##### Entries supplied

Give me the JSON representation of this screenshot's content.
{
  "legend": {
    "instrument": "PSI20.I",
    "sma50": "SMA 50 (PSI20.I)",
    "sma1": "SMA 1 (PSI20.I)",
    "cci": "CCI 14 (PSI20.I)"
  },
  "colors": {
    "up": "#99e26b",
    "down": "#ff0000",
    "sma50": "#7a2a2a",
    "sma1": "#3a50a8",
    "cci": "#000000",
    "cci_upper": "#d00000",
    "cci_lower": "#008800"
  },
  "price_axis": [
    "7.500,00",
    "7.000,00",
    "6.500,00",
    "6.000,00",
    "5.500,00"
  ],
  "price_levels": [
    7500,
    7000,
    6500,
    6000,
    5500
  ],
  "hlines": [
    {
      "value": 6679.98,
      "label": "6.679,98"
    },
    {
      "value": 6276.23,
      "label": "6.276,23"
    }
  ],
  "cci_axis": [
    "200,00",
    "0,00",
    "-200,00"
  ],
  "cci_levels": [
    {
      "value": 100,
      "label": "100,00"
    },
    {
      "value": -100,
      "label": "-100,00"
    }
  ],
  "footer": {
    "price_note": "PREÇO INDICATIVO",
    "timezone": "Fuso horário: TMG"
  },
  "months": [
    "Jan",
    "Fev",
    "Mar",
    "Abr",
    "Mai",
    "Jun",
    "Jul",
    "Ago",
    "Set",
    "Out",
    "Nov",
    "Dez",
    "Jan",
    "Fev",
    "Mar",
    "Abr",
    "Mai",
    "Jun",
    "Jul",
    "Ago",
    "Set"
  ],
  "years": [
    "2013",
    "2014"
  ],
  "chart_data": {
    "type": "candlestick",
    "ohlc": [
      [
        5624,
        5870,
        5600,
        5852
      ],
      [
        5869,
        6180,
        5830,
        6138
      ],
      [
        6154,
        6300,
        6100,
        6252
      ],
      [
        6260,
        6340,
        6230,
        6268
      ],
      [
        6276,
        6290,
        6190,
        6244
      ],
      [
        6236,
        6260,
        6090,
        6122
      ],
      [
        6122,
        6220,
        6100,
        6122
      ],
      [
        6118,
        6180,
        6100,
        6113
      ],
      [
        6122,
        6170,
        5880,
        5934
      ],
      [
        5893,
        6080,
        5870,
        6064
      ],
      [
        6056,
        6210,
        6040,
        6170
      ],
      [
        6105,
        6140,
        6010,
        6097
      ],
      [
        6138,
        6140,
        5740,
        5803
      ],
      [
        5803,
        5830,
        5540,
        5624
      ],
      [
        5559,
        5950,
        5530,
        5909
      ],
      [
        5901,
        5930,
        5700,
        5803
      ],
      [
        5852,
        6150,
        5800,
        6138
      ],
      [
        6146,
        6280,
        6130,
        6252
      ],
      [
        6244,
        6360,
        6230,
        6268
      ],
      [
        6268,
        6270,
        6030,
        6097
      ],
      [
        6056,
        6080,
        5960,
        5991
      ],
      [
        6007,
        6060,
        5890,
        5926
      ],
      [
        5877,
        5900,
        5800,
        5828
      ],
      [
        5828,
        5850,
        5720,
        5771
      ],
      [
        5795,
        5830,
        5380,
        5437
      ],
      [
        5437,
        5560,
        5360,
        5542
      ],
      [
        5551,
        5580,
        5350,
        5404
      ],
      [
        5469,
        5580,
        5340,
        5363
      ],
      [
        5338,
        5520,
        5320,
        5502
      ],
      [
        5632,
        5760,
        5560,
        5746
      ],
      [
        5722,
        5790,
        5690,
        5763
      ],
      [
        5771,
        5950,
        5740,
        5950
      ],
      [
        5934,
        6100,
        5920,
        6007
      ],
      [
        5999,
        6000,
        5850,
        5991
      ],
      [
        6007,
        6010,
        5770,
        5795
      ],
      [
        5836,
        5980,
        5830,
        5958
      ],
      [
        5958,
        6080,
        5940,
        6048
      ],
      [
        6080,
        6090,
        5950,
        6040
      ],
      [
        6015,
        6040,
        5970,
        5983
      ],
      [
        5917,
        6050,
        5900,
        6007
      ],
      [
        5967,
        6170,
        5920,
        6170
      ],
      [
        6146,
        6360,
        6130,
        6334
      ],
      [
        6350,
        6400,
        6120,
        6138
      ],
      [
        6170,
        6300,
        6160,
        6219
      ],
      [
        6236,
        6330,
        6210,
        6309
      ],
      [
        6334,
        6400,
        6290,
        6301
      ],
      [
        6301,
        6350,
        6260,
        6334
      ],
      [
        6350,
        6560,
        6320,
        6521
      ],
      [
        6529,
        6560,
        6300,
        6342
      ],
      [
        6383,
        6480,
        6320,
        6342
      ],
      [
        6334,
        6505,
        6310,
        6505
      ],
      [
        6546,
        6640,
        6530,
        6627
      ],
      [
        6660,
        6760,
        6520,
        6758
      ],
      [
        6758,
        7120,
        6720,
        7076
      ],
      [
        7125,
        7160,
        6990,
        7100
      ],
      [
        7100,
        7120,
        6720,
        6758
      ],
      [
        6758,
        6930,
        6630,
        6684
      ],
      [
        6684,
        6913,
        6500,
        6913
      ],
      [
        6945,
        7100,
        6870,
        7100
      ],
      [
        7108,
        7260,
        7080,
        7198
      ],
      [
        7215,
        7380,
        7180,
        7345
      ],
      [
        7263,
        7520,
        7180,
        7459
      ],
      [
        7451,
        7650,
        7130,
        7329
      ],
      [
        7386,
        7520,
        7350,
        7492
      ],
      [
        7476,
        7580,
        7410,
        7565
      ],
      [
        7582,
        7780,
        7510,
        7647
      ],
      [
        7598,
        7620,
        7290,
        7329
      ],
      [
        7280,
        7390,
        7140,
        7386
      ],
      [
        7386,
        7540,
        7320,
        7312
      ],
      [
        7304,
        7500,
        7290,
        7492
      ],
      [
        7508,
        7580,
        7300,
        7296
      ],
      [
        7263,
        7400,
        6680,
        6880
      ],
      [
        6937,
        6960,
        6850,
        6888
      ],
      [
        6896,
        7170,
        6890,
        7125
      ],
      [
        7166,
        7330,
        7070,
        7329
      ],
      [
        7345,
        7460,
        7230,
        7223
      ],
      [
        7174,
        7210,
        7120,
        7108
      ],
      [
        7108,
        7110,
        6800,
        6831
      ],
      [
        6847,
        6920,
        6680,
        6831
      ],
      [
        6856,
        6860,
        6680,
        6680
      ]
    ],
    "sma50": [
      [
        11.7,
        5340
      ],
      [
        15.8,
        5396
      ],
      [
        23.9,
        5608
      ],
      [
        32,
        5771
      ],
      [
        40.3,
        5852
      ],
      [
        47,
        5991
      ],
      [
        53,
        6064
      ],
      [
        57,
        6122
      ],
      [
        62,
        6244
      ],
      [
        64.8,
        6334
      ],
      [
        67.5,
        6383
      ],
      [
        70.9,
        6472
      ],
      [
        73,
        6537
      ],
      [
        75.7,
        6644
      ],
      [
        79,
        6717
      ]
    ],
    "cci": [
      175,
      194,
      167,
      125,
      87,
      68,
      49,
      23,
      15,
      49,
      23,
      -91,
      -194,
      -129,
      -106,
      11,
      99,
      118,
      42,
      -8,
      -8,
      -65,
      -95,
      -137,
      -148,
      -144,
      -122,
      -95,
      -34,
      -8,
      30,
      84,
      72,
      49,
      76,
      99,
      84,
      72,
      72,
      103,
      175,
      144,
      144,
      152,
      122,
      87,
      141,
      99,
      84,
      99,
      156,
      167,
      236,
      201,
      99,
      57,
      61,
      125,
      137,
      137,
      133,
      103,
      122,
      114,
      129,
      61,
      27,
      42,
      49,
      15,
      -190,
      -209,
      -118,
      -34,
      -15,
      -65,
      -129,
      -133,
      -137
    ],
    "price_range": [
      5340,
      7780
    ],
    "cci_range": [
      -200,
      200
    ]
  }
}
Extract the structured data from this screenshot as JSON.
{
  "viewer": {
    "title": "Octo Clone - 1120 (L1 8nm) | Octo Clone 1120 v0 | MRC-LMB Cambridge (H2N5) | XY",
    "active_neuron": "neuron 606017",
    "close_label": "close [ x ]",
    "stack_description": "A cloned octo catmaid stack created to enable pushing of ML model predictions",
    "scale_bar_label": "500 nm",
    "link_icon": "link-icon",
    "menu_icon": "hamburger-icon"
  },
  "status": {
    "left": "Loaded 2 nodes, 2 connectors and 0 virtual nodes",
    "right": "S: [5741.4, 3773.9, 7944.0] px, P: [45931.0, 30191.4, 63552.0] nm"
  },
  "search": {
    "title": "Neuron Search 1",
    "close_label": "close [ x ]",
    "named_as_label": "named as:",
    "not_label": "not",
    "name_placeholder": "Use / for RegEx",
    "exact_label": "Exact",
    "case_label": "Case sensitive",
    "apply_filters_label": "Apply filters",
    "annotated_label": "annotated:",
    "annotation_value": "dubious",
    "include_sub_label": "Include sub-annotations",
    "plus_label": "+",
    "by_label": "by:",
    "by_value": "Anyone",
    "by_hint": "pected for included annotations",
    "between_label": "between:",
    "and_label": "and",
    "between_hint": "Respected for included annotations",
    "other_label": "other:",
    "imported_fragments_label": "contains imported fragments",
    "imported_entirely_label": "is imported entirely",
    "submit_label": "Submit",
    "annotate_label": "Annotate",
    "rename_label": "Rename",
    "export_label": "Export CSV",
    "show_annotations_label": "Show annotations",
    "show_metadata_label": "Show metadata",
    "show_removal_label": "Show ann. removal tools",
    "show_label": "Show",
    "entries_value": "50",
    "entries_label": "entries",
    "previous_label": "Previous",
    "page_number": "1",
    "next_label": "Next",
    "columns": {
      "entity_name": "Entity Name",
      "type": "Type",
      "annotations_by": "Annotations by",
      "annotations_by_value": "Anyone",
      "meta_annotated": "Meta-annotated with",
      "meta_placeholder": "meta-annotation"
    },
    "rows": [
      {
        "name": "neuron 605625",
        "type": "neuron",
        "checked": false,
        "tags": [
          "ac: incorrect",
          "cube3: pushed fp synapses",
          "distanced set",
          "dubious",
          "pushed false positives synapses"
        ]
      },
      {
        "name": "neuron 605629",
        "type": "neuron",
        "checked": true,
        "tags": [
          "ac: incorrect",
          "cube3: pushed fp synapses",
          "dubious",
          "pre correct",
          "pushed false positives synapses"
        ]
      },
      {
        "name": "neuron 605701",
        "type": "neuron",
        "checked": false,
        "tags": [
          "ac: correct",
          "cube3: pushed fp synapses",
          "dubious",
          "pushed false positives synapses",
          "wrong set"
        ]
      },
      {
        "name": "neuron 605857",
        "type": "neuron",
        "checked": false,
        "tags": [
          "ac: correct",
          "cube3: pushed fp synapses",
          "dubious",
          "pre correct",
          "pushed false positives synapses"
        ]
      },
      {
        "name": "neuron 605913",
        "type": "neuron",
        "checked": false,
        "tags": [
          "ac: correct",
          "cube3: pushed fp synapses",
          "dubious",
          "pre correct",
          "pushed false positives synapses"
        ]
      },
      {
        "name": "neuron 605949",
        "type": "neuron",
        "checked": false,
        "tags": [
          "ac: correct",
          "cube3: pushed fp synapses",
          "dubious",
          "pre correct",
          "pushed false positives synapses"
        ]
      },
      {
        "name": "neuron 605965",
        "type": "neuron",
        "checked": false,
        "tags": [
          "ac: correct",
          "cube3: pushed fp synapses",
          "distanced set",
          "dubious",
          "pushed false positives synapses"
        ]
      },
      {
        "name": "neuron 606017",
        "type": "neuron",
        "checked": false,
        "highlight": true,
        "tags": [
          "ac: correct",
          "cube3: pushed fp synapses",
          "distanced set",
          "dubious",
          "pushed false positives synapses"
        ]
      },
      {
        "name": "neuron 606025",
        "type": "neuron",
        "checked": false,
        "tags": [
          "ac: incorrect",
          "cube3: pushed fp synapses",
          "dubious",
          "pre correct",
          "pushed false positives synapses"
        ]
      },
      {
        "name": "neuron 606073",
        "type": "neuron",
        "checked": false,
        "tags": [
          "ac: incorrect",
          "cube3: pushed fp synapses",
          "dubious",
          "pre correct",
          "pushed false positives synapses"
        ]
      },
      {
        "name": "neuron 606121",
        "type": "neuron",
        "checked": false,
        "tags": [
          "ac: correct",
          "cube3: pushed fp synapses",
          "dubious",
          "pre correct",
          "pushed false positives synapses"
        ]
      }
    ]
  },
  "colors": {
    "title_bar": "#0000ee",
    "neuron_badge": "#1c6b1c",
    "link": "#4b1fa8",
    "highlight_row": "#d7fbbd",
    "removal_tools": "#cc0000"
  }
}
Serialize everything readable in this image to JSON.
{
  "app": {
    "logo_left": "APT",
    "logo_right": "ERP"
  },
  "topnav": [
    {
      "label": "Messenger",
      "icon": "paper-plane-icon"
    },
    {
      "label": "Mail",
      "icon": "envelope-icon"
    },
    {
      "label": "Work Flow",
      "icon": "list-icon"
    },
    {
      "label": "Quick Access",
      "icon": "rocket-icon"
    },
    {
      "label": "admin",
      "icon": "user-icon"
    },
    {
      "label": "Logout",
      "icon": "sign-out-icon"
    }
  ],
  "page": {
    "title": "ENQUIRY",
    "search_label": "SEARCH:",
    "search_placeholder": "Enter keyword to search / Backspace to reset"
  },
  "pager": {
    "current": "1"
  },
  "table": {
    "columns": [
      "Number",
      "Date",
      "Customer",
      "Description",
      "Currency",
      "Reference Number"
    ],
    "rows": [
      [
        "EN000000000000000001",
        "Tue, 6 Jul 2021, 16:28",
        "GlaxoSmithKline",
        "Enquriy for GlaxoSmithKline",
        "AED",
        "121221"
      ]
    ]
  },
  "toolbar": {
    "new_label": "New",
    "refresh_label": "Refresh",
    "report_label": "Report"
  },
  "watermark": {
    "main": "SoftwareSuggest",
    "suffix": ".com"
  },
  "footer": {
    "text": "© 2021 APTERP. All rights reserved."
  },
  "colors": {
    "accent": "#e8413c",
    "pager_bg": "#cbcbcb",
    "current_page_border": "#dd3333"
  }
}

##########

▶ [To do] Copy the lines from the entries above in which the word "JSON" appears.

▶ [Result of the task]
Give me the JSON representation of this screenshot's content.
Extract the structured data from this screenshot as JSON.
Serialize everything readable in this image to JSON.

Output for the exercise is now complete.